In the 2G case, the CAG estimated a presumptive revenue loss of ₹1.76 lakh crore to the exchequer and alleged wrongdoing in the allocation of 122 telecom licences in 2008 at prices that had been discovered in 2001. The case reached the Supreme Court and in February 2012, the apex court cancelled all the 122 licences that were issued by the Department of Telecommunications. DoT actualised a policy that was innately discriminatory and unilaterally extended the advantage to a select few. Similarly, the SC also did little to understand the economic ramifications of its judgment on the sector including the operators, vendors, investments, banks, consumers and the economy as a whole. Rather than cancelling the licences and upsetting the economy, the licensees could have been asked to pay a sizeable penalty to the exchequer, without which they could not operate. This would have compensated the government for the loss of revenue due to malevolent grant of licences, without upsetting the apple cart.
The final blow
The final blow to the telecom sector came from the AGR case. The telcos stressed under the high licence fee appealed to the government for relief. As a result, a revenue sharing formula was offered. However, contra to a transparent and consultative process to determining the definition of revenue, the DoT unilaterally expanded the definition of revenue to include non-telecom revenue as well. This marked the beginning of a contest in 2003. Nearly two decades went by, and in October 2019, the SC finally decided in favour of DoT. Outstanding dues from telcos were estimated at ₹1.47 lakh crore. After the SC realised that asking the telcos to pay the dues upfront may cause an operator to shut, they are allowed to pay their dues in a staggered manner over 10 years. Nevertheless, is it enough? The SC could have stepped up in remedying the disagreements over AGR that essentially came unilaterally from DoT, while also considering the economic ramifications of its own judgment.
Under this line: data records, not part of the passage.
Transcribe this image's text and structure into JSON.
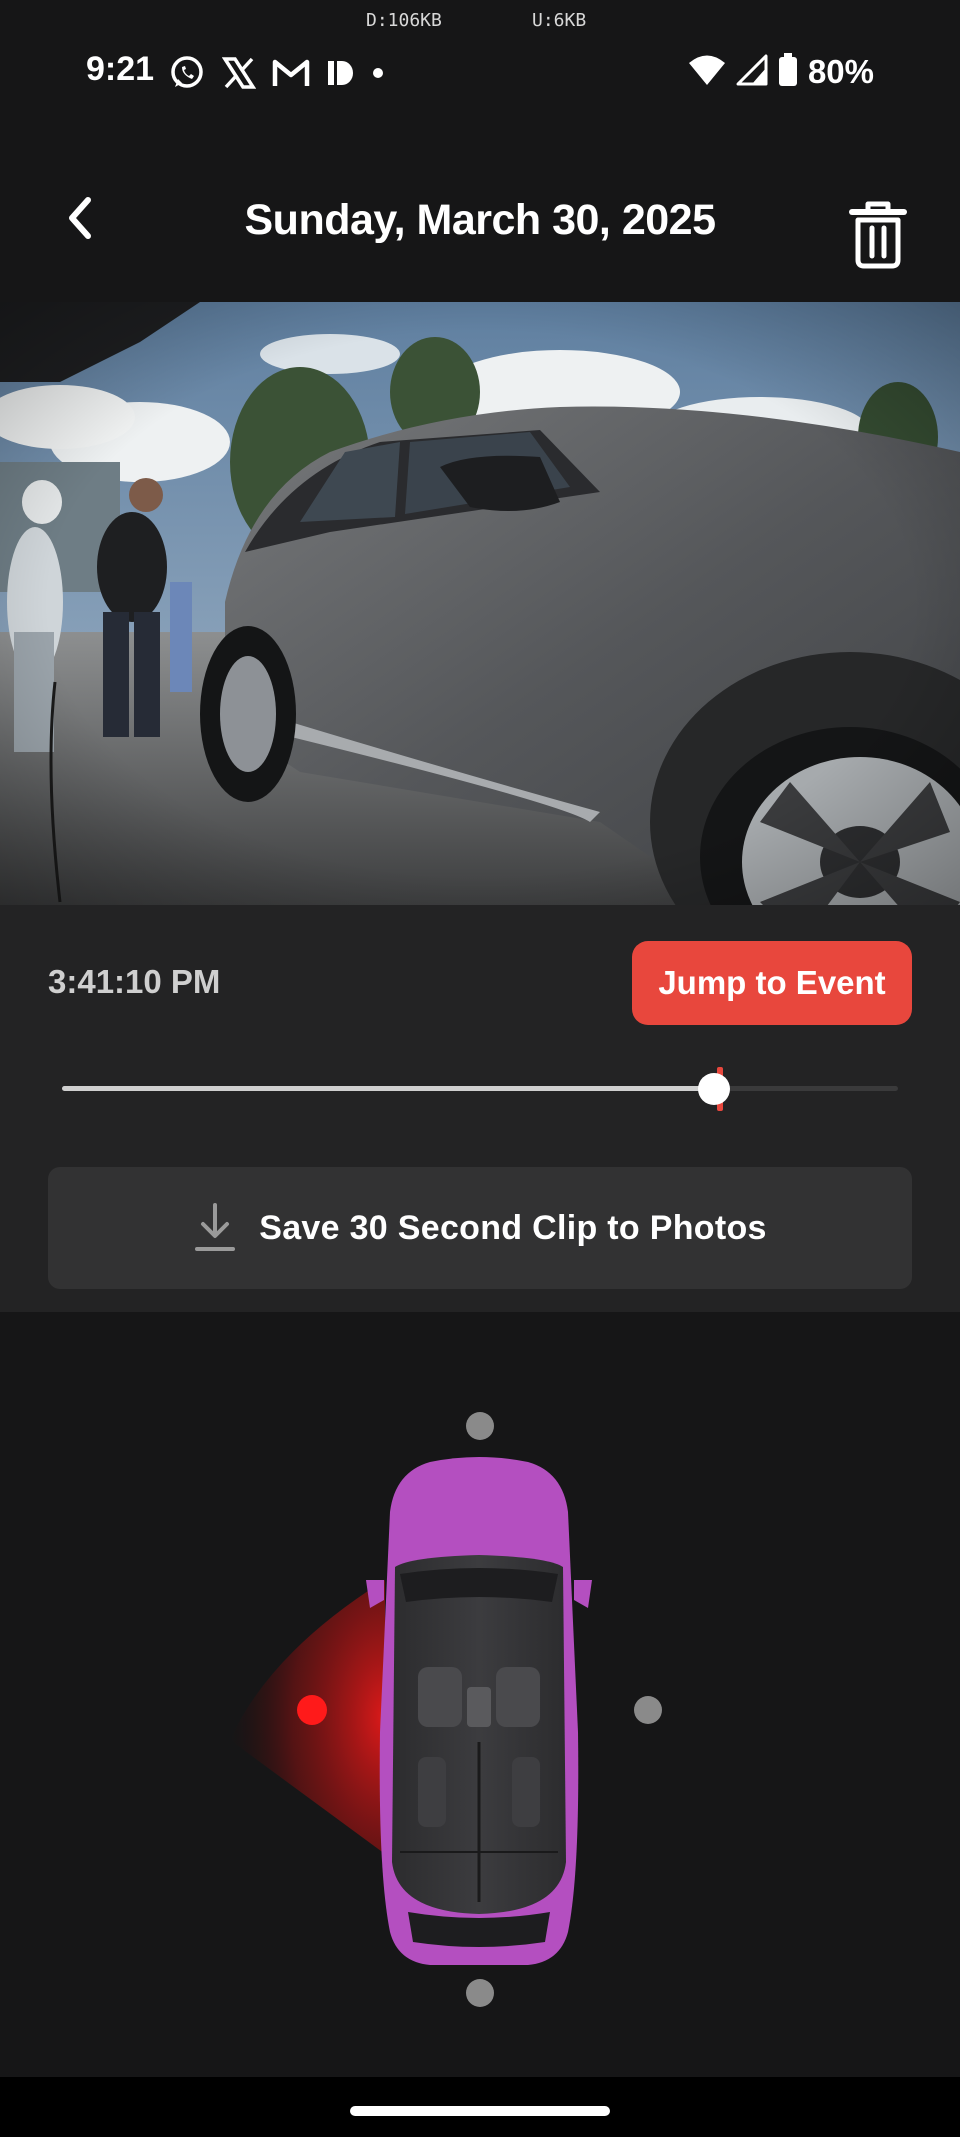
{
  "status_bar": {
    "download_speed": "D:106KB",
    "upload_speed": "U:6KB",
    "time": "9:21",
    "battery": "80%",
    "notification_icons": [
      "whatsapp-icon",
      "x-icon",
      "gmail-icon",
      "app-icon",
      "dot-icon"
    ],
    "right_icons": [
      "wifi-icon",
      "signal-icon",
      "battery-icon"
    ]
  },
  "header": {
    "title": "Sunday, March 30, 2025",
    "back_icon": "chevron-left-icon",
    "delete_icon": "trash-icon"
  },
  "playback": {
    "timestamp": "3:41:10 PM",
    "jump_label": "Jump to Event",
    "progress": 0.78,
    "event_position": 0.787
  },
  "save": {
    "label": "Save 30 Second Clip to Photos",
    "icon": "download-icon"
  },
  "camera_diagram": {
    "active_camera": "left",
    "camera_count": 4
  },
  "colors": {
    "accent": "#e8473d",
    "background": "#161617",
    "panel": "#232324",
    "car": "#b44fc0",
    "active_camera": "#ff1a1a",
    "inactive_camera": "#8a8a8a"
  }
}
Interestingly, the government displayed a dichotomy in its approach in both the cases. In the 2G case, the government allegedly incurred a deliberate loss in dealing with the private sector while in the AGR case, it went for maximum extraction. While the fault can be directed towards different institutions, however, the larger blame falls on the SC in failing to create a balanced remedy to avoid or lest reduce such a downfall for the telecom sector. Going forward, the country and the telecom sector cannot afford any vacillating policies by the government or unbalanced judicial intervention if it were to advance and consolidate its telecommunication capabilities, more specifically, towards the forthcoming 5G.